----- MATERIAL PROVIDED

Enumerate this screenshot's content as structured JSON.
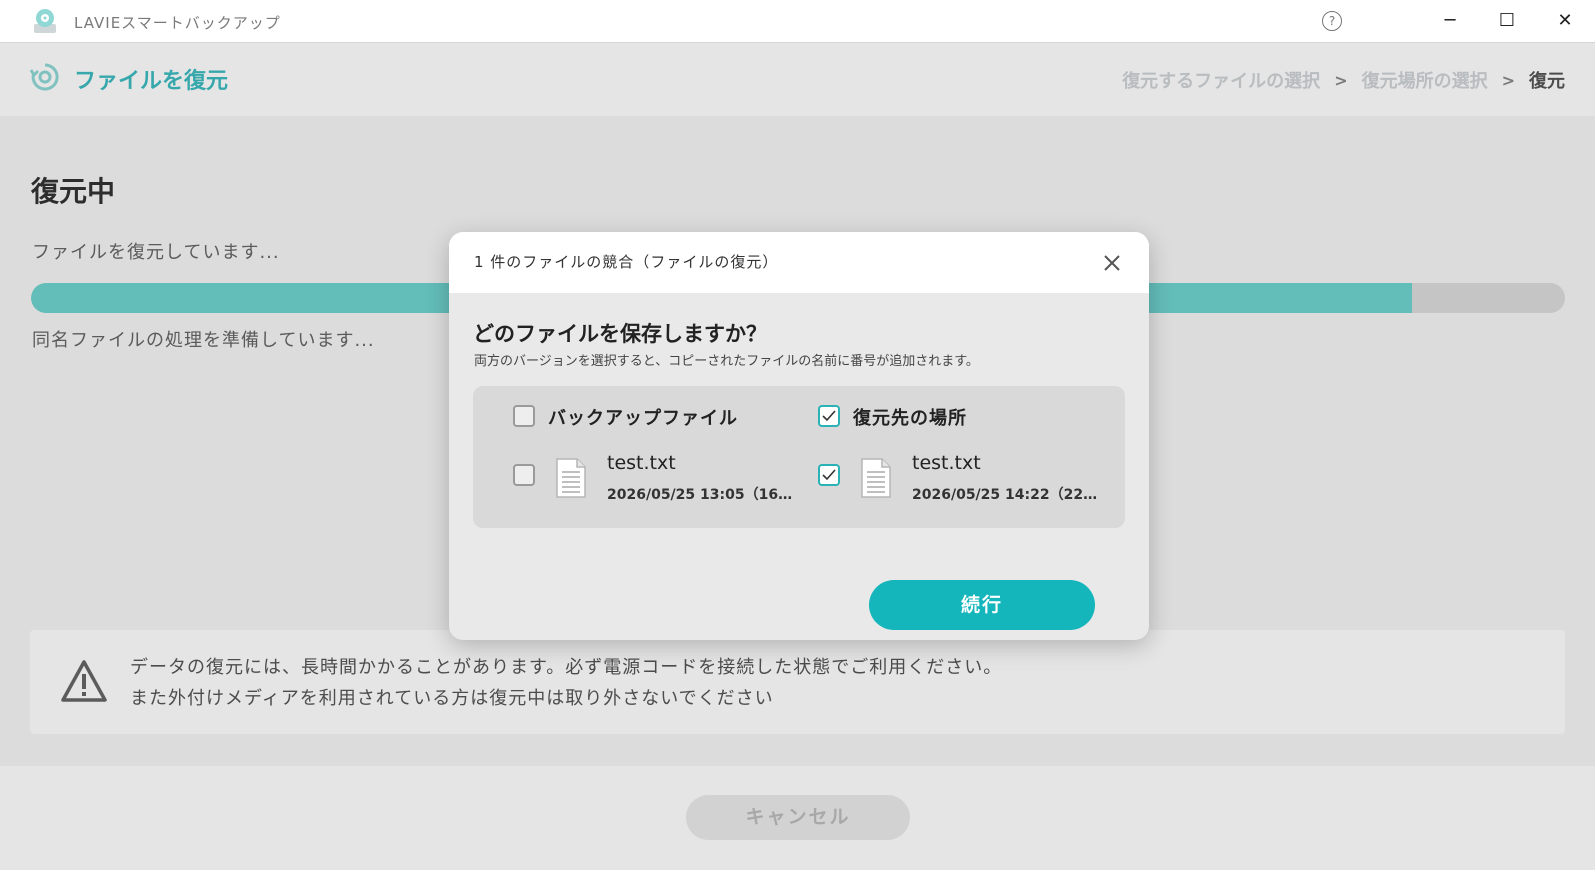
{
  "app": {
    "title": "LAVIEスマートバックアップ"
  },
  "header": {
    "title": "ファイルを復元",
    "breadcrumb": [
      "復元するファイルの選択",
      "復元場所の選択",
      "復元"
    ]
  },
  "main": {
    "title": "復元中",
    "status1": "ファイルを復元しています...",
    "progress": 0.9,
    "status2": "同名ファイルの処理を準備しています...",
    "notice_line1": "データの復元には、長時間かかることがあります。必ず電源コードを接続した状態でご利用ください。",
    "notice_line2": "また外付けメディアを利用されている方は復元中は取り外さないでください"
  },
  "footer": {
    "cancel_label": "キャンセル"
  },
  "dialog": {
    "title": "1 件のファイルの競合（ファイルの復元）",
    "question": "どのファイルを保存しますか？",
    "subtitle": "両方のバージョンを選択すると、コピーされたファイルの名前に番号が追加されます。",
    "columns": [
      {
        "label": "バックアップファイル",
        "checked": false,
        "file_name": "test.txt",
        "file_meta": "2026/05/25 13:05（16…",
        "file_checked": false
      },
      {
        "label": "復元先の場所",
        "checked": true,
        "file_name": "test.txt",
        "file_meta": "2026/05/25 14:22（22…",
        "file_checked": true
      }
    ],
    "continue_label": "続行"
  },
  "colors": {
    "accent": "#14b5bb",
    "progress": "#6fd3cf"
  },
  "icons": {
    "app": "app-disk-icon",
    "restore": "restore-icon",
    "help": "help-icon",
    "warning": "warning-icon",
    "file": "text-file-icon"
  }
}
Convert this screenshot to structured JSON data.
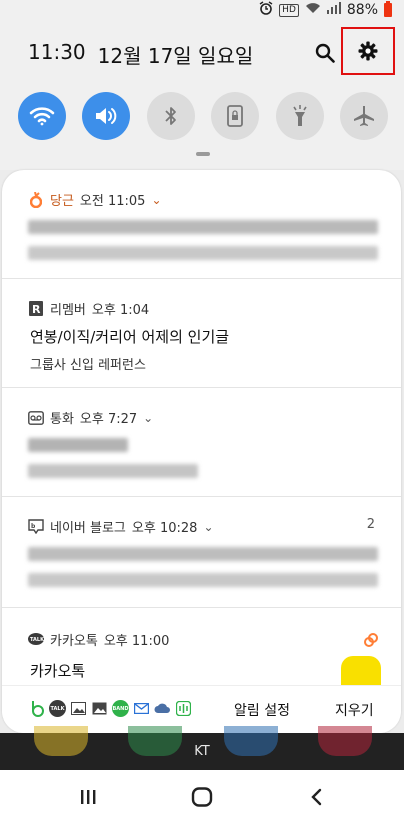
{
  "status": {
    "battery": "88%",
    "hd": "HD"
  },
  "header": {
    "time": "11:30",
    "date": "12월 17일 일요일"
  },
  "quick_settings": [
    {
      "name": "wifi",
      "on": true
    },
    {
      "name": "sound",
      "on": true
    },
    {
      "name": "bluetooth",
      "on": false
    },
    {
      "name": "rotation-lock",
      "on": false
    },
    {
      "name": "flashlight",
      "on": false
    },
    {
      "name": "airplane-mode",
      "on": false
    }
  ],
  "notifications": {
    "daangn": {
      "app": "당근",
      "time": "오전 11:05"
    },
    "remember": {
      "app": "리멤버",
      "time": "오후 1:04",
      "title": "연봉/이직/커리어 어제의 인기글",
      "body": "그룹사 신입 레퍼런스"
    },
    "call": {
      "app": "통화",
      "time": "오후 7:27"
    },
    "naver_blog": {
      "app": "네이버 블로그",
      "time": "오후 10:28",
      "count": "2"
    },
    "kakaotalk": {
      "app": "카카오톡",
      "time": "오후 11:00",
      "title": "카카오톡"
    }
  },
  "footer": {
    "settings_label": "알림 설정",
    "clear_label": "지우기"
  },
  "carrier": "KT",
  "colors": {
    "accent": "#3d8fea",
    "highlight": "#e01010",
    "daangn": "#ff7e36",
    "kakao": "#f9e000"
  }
}
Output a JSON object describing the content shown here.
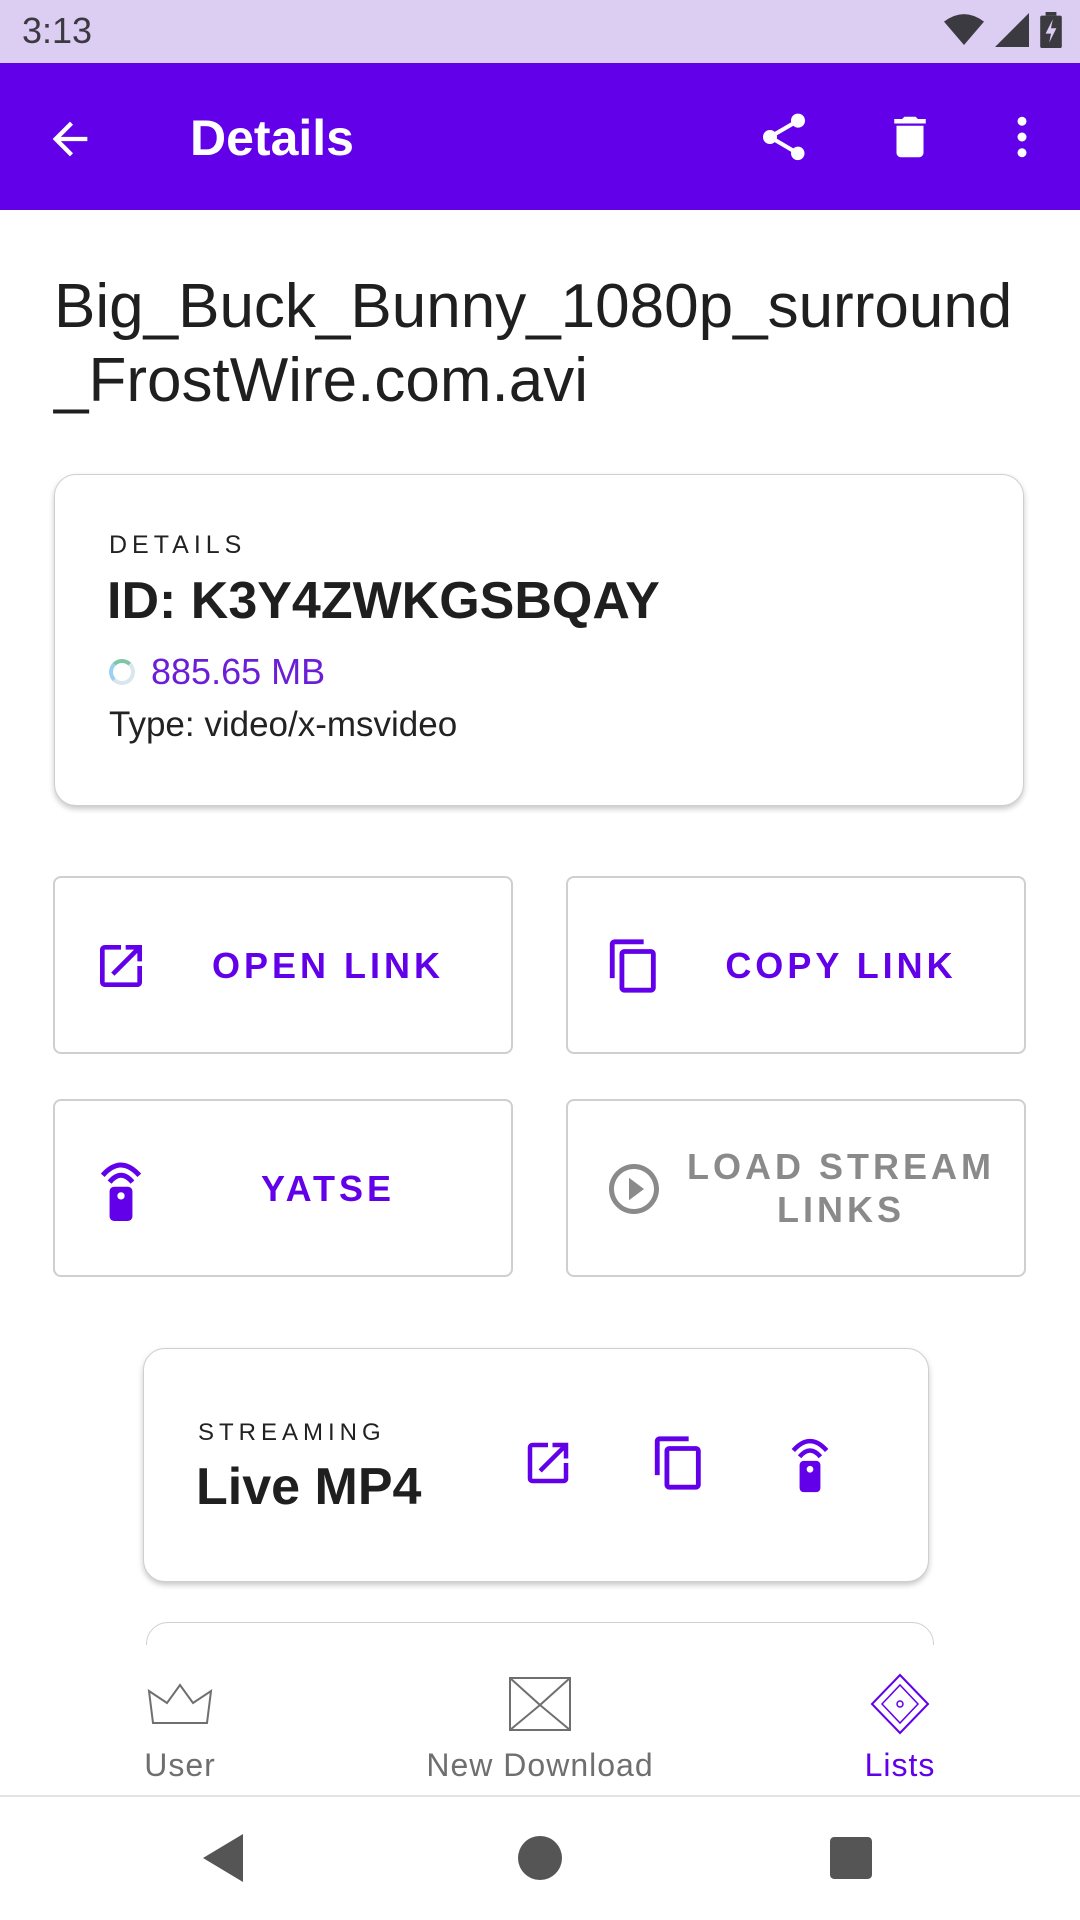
{
  "status_bar": {
    "time": "3:13",
    "icons": [
      "wifi-icon",
      "cellular-signal-icon",
      "battery-charging-icon"
    ]
  },
  "app_bar": {
    "title": "Details",
    "actions": [
      "back-arrow-icon",
      "share-icon",
      "delete-icon",
      "more-vert-icon"
    ]
  },
  "file": {
    "name": "Big_Buck_Bunny_1080p_surround_FrostWire.com.avi"
  },
  "details_card": {
    "overline": "DETAILS",
    "id": "ID: K3Y4ZWKGSBQAY",
    "size": "885.65 MB",
    "type": "Type: video/x-msvideo"
  },
  "actions": {
    "open_link": {
      "label": "OPEN LINK",
      "icon": "open-in-new-icon"
    },
    "copy_link": {
      "label": "COPY LINK",
      "icon": "copy-icon"
    },
    "yatse": {
      "label": "YATSE",
      "icon": "remote-icon"
    },
    "load_stream": {
      "label": "LOAD STREAM LINKS",
      "icon": "play-circle-icon",
      "enabled": false
    }
  },
  "streaming_card": {
    "overline": "STREAMING",
    "name": "Live MP4",
    "icons": [
      "open-in-new-icon",
      "copy-icon",
      "remote-icon"
    ]
  },
  "bottom_nav": {
    "items": [
      {
        "label": "User",
        "icon": "crown-icon",
        "active": false
      },
      {
        "label": "New Download",
        "icon": "envelope-icon",
        "active": false
      },
      {
        "label": "Lists",
        "icon": "diamond-icon",
        "active": true
      }
    ]
  },
  "colors": {
    "primary": "#6200ea",
    "status_bar": "#dccdf3",
    "inactive": "#6f6f6f",
    "disabled": "#8a8a8a"
  }
}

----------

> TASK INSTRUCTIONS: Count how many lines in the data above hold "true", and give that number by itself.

> TASK SOLUTION: 5